This is an auspicious moment to pursue this goal because of the increasing interest in spatiality as an organizing principle of inquiry among scholars of East Asia in disciplines throughout the humanities and social sciences. In the past two decades, the steady publication of general cartographic histories of individual East Asian countries in English has contributed mightily to an expanded and more inclusive world history of maps. Particularly noteworthy [End Page 325] demonstrations of the diversity and complexity of East Asian maps have been made in Chinese Maps: Images of "All Under Heaven," by Richard Smith (1996); Korea: A Cartographic History, by John Rennie Short (2012); and Cartographic Japan: A History in Maps, edited by Kären Wigen, Sugimoto Fumiko, and Cary Karacas (2016). Each of these seminal studies has also made plain how much more there is to document, analyze, and appreciate in these three traditions and the links among them. Cartographic Traditions in East Asian Maps, by Richard A. Pegg (2014), is an example of a study that puts Chinese, Japanese, and Korean maps into conversation with one another in ways worth emulating. The Internet has, of course, played a major complementary role in conventional academic publishing on geospatial topics in China, Japan, and Korea, in part because so many more maps originating in East Asia can now be seen and analyzed with relative ease, providing inspiration for more scholars and map aficionados to add their voices to the conversation. Recent special issues from Cross-Currents exploring maps at the margins of East Asia have fueled this scholarly momentum. For example, "Mapping Vietnameseness" (June 2014), edited by Hue-Tam Ho Tai, and "Cartographic Anxieties" (December 2016), edited by Franck Billé, have taken critical aim at the role played by maps and cartographic discourse in international territorial disputes, some of which remain contentious. The panel I co-organized with Stanford historian Kären Wigen for the Association of Asian Studies 2016 annual conference, out of which this special issue grew, was itself a multidisciplinary expression of enthusiasm for the irreducible otherness of East Asian maps among an international group of young scholars still in graduate school, or just embarking on their first academic posts.

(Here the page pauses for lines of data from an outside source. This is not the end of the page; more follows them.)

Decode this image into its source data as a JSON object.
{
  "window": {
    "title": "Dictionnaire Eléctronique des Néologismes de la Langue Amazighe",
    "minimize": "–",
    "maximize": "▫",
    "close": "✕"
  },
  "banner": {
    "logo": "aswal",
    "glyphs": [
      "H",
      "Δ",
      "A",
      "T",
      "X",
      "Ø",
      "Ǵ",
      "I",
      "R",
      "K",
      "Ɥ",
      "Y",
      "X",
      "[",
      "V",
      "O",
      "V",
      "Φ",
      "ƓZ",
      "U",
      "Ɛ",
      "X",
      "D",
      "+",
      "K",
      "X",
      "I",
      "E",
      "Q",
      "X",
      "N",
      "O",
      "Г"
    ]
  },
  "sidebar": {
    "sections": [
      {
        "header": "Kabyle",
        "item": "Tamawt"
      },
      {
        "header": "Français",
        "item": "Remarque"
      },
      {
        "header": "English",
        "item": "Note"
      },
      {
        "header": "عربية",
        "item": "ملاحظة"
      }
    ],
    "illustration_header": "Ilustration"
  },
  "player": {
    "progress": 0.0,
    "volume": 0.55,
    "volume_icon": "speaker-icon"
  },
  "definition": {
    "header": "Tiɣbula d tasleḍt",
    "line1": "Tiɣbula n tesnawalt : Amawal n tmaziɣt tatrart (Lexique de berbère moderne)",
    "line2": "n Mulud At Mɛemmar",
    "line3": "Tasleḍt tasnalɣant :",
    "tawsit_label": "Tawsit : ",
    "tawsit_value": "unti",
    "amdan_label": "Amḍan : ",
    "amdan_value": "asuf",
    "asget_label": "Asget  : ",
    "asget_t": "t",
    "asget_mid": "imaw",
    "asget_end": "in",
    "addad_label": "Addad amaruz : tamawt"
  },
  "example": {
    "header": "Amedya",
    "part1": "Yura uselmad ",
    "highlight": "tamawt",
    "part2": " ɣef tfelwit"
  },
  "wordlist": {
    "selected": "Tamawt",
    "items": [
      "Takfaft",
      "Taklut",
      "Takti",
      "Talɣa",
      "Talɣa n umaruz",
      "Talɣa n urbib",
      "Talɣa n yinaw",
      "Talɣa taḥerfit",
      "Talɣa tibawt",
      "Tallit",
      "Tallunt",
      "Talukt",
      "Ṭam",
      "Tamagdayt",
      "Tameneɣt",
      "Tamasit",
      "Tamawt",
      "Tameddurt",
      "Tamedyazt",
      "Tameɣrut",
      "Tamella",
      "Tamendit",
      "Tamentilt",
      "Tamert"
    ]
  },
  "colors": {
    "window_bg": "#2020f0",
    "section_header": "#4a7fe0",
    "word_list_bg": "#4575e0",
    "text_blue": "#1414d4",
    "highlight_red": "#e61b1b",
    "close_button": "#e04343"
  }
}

Channeling this scholarly momentum into an energetic exploration of the alterity of cartographic representation and practice in East Asia is critical for broadening writing on the world history of maps, which has long been Eurocentric in its assumptions. In addition to the recent scholarship already mentioned, surges in theoretical and artistic daring among geographers regardless of national purview suggest that the time is ripe for East Asianists to be assertive in accounting for the full range of objects and practices understandable within a comprehensive and inclusive conception of maps. If Dennis Wood, an enterprising cartographer who taught design at North Carolina State University, can reasonably if impressionistically represent barking dogs in a neighborhood of Raleigh, North Carolina, with nothing [End Page 326] but twenty-one star-like shapes, then who is to say what a map can and cannot be, now or in the past (Wood 2013, 112...